Irish Alphabet

While most of Ireland today is English-speaking, this was not always the case. Originally, the language of Gaelic, or Irish, was the language of the nation. Today, much of the language is lost, but the people of Ireland are determined to recover what has been lost and regain their original language.

The language and alphabet have changed a lot through the centuries. Today’s Irish language has 18 letters compared with English’s 26. However, the Irish language has an accent-mark system that changes the way letters are pronounced. So each vowel really has two varieties: plain, and accented, which changes the way words are pronounced. Here’s a look at their alphabet today.


a    -as in ‘bat’

e    -as in set’

I    -as in ‘sit’

o    -as in ‘son’

u    -as in ‘book’

á    -as in ‘far’

é    -as in ‘say’

í    -as in ‘me’

ó    -as in ‘more’

ú    -as in ‘who’


b    -as in ‘bat’

c    -as in ‘cat’

d    -as in ‘dude’ or ‘jude’

f    -as in ‘fox’

g    -as in ‘good’

l    -as in ‘leg’

m    -as in ‘man’

n    -as in ‘nun’

p    -as in ‘pinch’

r    -as in ‘roll’

s    -as in ‘soap’ or ‘shade’

t    -as in ‘time’ or ‘chime’

There are many other letter combinations that make entirely new sounds. As you can see, they don’t have certain letters, like ‘q’, for instance. Some of their letter combinations, ‘ch’ make sounds that we don’t have in English at all.

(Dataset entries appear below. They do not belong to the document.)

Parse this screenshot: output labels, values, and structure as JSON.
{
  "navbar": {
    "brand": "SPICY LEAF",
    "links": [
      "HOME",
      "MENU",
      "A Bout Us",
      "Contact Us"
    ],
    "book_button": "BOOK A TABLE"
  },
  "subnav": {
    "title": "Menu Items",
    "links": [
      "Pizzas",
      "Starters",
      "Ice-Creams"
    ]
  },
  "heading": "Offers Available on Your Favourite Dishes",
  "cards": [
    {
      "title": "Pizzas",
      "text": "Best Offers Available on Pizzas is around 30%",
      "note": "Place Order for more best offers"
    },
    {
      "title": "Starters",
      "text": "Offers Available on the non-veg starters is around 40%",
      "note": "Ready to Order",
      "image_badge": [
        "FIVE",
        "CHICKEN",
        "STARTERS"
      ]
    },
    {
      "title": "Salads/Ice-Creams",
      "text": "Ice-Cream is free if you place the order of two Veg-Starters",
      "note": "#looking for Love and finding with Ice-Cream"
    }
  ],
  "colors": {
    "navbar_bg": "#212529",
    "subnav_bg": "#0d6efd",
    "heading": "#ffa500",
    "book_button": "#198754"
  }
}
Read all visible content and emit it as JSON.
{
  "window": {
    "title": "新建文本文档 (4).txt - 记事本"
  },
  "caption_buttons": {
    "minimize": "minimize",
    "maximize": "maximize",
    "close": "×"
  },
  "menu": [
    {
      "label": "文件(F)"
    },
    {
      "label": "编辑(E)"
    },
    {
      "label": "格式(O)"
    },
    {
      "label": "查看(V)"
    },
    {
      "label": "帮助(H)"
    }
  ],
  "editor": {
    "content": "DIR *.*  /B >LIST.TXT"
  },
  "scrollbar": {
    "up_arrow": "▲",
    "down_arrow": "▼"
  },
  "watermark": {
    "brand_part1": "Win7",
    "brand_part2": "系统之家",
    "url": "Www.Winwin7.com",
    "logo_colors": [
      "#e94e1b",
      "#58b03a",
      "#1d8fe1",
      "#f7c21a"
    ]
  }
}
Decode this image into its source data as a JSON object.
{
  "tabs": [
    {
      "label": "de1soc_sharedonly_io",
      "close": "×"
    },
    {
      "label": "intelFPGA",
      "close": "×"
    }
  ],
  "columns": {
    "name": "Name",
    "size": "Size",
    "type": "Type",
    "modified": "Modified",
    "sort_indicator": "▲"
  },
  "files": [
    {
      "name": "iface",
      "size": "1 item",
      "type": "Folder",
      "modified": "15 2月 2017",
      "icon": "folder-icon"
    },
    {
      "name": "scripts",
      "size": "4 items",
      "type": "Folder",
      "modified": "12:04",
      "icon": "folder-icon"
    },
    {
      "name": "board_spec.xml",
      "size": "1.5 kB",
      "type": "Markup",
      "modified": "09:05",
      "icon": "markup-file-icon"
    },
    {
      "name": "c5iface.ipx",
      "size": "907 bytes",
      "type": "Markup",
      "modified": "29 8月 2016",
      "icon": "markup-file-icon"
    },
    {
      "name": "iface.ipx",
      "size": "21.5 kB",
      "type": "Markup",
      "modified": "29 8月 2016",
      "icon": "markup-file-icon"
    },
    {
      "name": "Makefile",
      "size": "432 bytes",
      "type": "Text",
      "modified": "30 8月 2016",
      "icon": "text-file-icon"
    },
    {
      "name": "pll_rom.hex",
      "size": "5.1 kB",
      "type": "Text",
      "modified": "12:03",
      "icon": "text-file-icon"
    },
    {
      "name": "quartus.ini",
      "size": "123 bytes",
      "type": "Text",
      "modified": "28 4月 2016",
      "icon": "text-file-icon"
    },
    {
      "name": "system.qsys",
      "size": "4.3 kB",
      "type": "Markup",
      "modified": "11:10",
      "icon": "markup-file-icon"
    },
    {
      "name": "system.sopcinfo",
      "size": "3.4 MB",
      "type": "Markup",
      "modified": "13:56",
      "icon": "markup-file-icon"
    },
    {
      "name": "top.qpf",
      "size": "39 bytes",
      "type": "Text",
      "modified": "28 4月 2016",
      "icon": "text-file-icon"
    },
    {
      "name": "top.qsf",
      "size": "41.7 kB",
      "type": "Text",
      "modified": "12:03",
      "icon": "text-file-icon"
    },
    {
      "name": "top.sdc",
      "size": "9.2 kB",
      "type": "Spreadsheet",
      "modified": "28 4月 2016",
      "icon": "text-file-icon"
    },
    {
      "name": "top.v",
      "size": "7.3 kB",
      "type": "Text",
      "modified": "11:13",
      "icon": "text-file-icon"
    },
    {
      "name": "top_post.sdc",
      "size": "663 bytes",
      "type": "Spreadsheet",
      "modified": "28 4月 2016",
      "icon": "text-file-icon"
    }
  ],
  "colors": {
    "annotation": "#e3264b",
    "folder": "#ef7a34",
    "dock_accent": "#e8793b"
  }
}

This image has an empty alt attribute; its file name is dinolingo-logo-mascot-square-2.png

Online Irish lessons for kids:

Rate this post
Scroll to Top